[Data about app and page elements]
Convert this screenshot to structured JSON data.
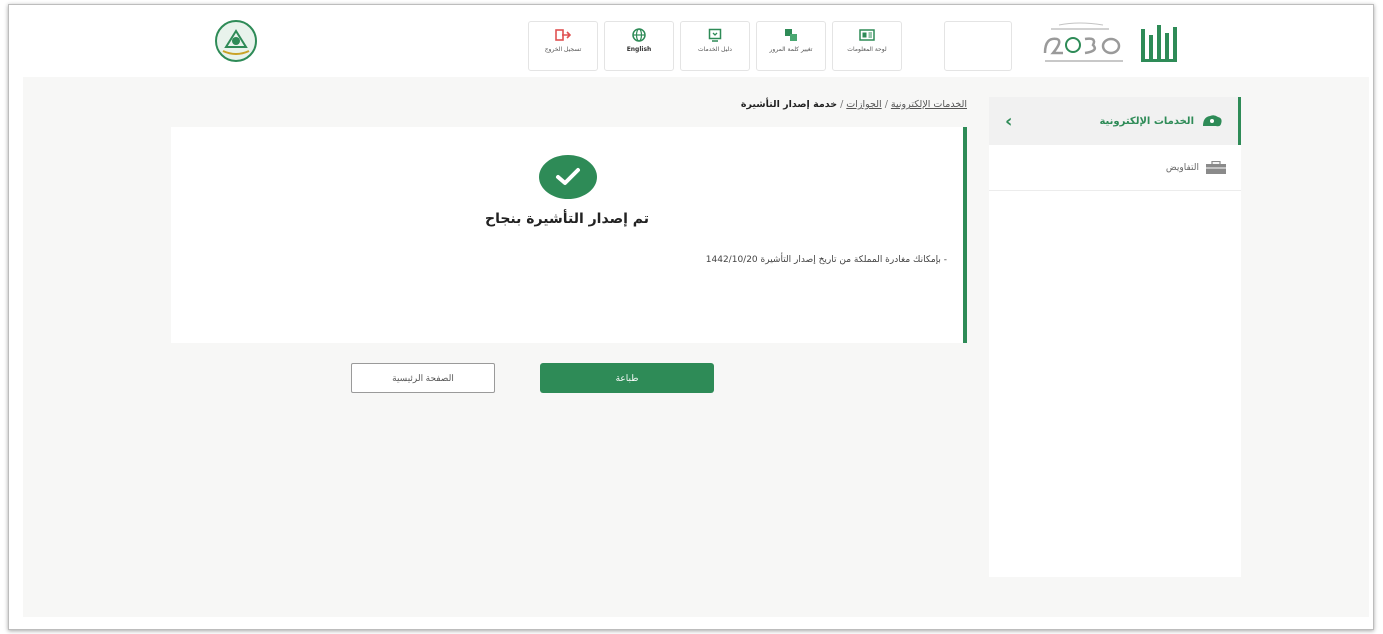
{
  "header": {
    "nav_items": [
      {
        "label": "تسجيل الخروج",
        "icon": "logout-icon",
        "color": "#e05252"
      },
      {
        "label": "English",
        "icon": "globe-icon",
        "color": "#2e8b57"
      },
      {
        "label": "دليل الخدمات",
        "icon": "guide-icon",
        "color": "#2e8b57"
      },
      {
        "label": "تغيير كلمة المرور",
        "icon": "password-icon",
        "color": "#2e8b57"
      },
      {
        "label": "لوحة المعلومات",
        "icon": "dashboard-icon",
        "color": "#2e8b57"
      }
    ]
  },
  "sidebar": {
    "active": {
      "label": "الخدمات الإلكترونية"
    },
    "items": [
      {
        "label": "التفاويض"
      }
    ]
  },
  "breadcrumb": {
    "crumb1": "الخدمات الإلكترونية",
    "crumb2": "الجوازات",
    "current": "خدمة إصدار التأشيرة",
    "sep": "/"
  },
  "card": {
    "title": "تم إصدار التأشيرة بنجاح",
    "note": "- بإمكانك مغادرة المملكة من تاريخ إصدار التأشيرة 1442/10/20"
  },
  "buttons": {
    "print": "طباعة",
    "home": "الصفحة الرئيسية"
  },
  "colors": {
    "accent": "#2e8b57",
    "logout": "#e05252"
  }
}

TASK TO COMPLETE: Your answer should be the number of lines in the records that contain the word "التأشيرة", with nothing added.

OUTPUT: 3